“I don’t know, man,” he said. “Solutions are like peace. They sell but who the hell is buying?” He drained the rest of his beer then pointed to the display fridge for another. Wallroy popped the cap then handed him the bottle.

The soldier took a long drink before continuing, “If we can help the few who want passage to Sol then that’s what we’ll do. Not sure if it solves anything but it’s a damn sight better than doing nothing.”

The man sat up straight, his doubt once more hidden beneath a ramrod military posture and blank expression. “Some of us own land. They can live there while their asylum claims are processed. Even if rejected, the government is welcome to try and make them leave. That’s why we brought Brighteyes over there.”

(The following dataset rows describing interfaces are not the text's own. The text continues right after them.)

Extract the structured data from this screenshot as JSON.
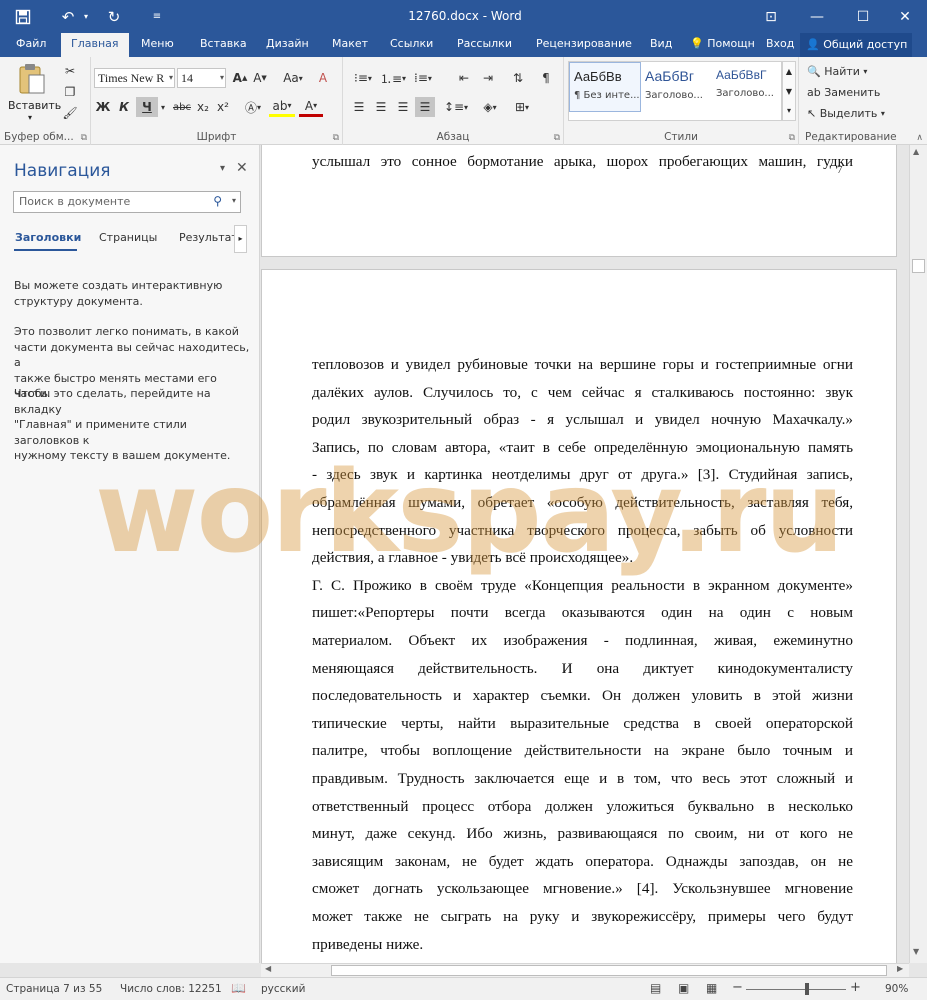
{
  "window": {
    "title": "12760.docx - Word"
  },
  "quick_access": {
    "save_icon": "save-icon",
    "undo_icon": "undo-icon",
    "redo_icon": "redo-icon",
    "customize_icon": "customize-icon"
  },
  "window_controls": {
    "ribbon_display_icon": "ribbon-display-icon",
    "minimize_icon": "minimize-icon",
    "maximize_icon": "maximize-icon",
    "close_icon": "close-icon"
  },
  "tabs": {
    "file": "Файл",
    "home": "Главная",
    "menu": "Меню",
    "insert": "Вставка",
    "design": "Дизайн",
    "layout": "Макет",
    "references": "Ссылки",
    "mailings": "Рассылки",
    "review": "Рецензирование",
    "view": "Вид",
    "help": "Помощн",
    "signin": "Вход",
    "share": "Общий доступ"
  },
  "ribbon": {
    "clipboard": {
      "label": "Буфер обм...",
      "paste": "Вставить"
    },
    "font": {
      "label": "Шрифт",
      "name": "Times New R",
      "size": "14",
      "bold": "Ж",
      "italic": "К",
      "underline": "Ч",
      "strike": "abc",
      "subscript": "x₂",
      "superscript": "x²",
      "aa": "Aa"
    },
    "paragraph": {
      "label": "Абзац"
    },
    "styles": {
      "label": "Стили",
      "items": [
        {
          "preview": "АаБбВв",
          "name": "¶ Без инте..."
        },
        {
          "preview": "АаБбВг",
          "name": "Заголово..."
        },
        {
          "preview": "АаБбВвГ",
          "name": "Заголово..."
        }
      ]
    },
    "editing": {
      "label": "Редактирование",
      "find": "Найти",
      "replace": "Заменить",
      "select": "Выделить"
    }
  },
  "navigation": {
    "title": "Навигация",
    "search_placeholder": "Поиск в документе",
    "tabs": [
      "Заголовки",
      "Страницы",
      "Результат"
    ],
    "paragraphs": [
      [
        "Вы можете создать интерактивную",
        "структуру документа."
      ],
      [
        "Это позволит легко понимать, в какой",
        "части документа вы сейчас находитесь, а",
        "также быстро менять местами его части."
      ],
      [
        "Чтобы это сделать, перейдите на вкладку",
        "\"Главная\" и примените стили заголовков к",
        "нужному тексту в вашем документе."
      ]
    ]
  },
  "document": {
    "page_number": "7",
    "top_line": "услышал это сонное бормотание арыка, шорох пробегающих машин, гудки",
    "lines": [
      "тепловозов и увидел рубиновые точки на вершине горы и гостеприимные огни",
      "далёких аулов. Случилось то, с чем сейчас я сталкиваюсь постоянно: звук",
      "родил звукозрительный образ - я услышал и увидел ночную Махачкалу.»",
      "Запись, по словам автора, «таит в себе определённую эмоциональную память",
      "- здесь звук и картинка неотделимы друг от друга.» [3]. Студийная запись,",
      "обрамлённая шумами, обретает «особую действительность, заставляя тебя,",
      "непосредственного участника творческого процесса, забыть об условности",
      "действия, а главное - увидеть всё происходящее».",
      "Г. С. Прожико в своём труде «Концепция реальности в экранном документе»",
      "пишет:«Репортеры почти всегда оказываются один на один с новым",
      "материалом. Объект их изображения - подлинная, живая, ежеминутно",
      "меняющаяся действительность. И она диктует кинодокументалисту",
      "последовательность и характер съемки. Он должен уловить в этой жизни",
      "типические черты, найти выразительные средства в своей операторской",
      "палитре, чтобы воплощение действительности на экране было точным и",
      "правдивым. Трудность заключается еще и в том, что весь этот сложный и",
      "ответственный процесс отбора должен уложиться буквально в несколько",
      "минут, даже секунд. Ибо жизнь, развивающаяся по своим, ни от кого не",
      "зависящим законам, не будет ждать оператора. Однажды запоздав, он не",
      "сможет догнать ускользающее мгновение.» [4]. Ускользнувшее мгновение",
      "может также не сыграть на руку и звукорежиссёру, примеры чего будут",
      "приведены ниже."
    ],
    "watermark": "workspay.ru"
  },
  "status": {
    "page": "Страница 7 из 55",
    "words": "Число слов: 12251",
    "language": "русский",
    "zoom": "90%"
  },
  "colors": {
    "accent": "#2b579a",
    "watermark": "#d6963c"
  }
}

The young woman with the pixie-cut peeking from beneath her black beret continued interviewing Mewlani. Her camera-drone skittered about her shoulders, the orb atop its spindly legs filming the entire place in 300 degree panorama.

“She’s the media play in all this,” he said. “A real believer. She’s making a documentary that ought to win some hearts and assholes back home to our cause. And a couple of us worked with psyops during the fighting. If we could feed the Mewlani our bullshit, getting humans to swallow it will be easy enough.”

Wallroy just nodded.

“Amber, you call her?” He nodded to the woman Wallroy had assumed a vagrant. “She’s gonna be sticking around here as our liaison. She’s got more than enough security qualifications if local law enforcement tries to raid your accounts again. In fact, Brighteyes is interviewing local PD tomorrow. Might be you ought to inquire about being financially responsible for a near riot. Never know. When all Sol sees what you’re doing you might find that cash back in your pocket.”

‘Amber’ smiled from a few seats down and set three, unlit cigarettes on the counter.

“The war may be over, but there sure as shit isn’t peace in Mewlani space,” the man said. “There’s gonna be just as much traffic headed toward Mewlan than there is coming back from it. We’re putting the word out about this place. Make sure you’re open whenever Amber gives the word.”

“Absolutely,” Wallroy said.

The man nodded, staring absently past Wallroy. As if realizing something he looked down and dragged a finger beneath the counter. He held it up to reveal caked dirt and grime from the restaurant’s past life.

“And have the place ready for inspection next time.” He wiped the filth on Wallroy’s apron. “What the hell kind of joint you runnin here, soldier?”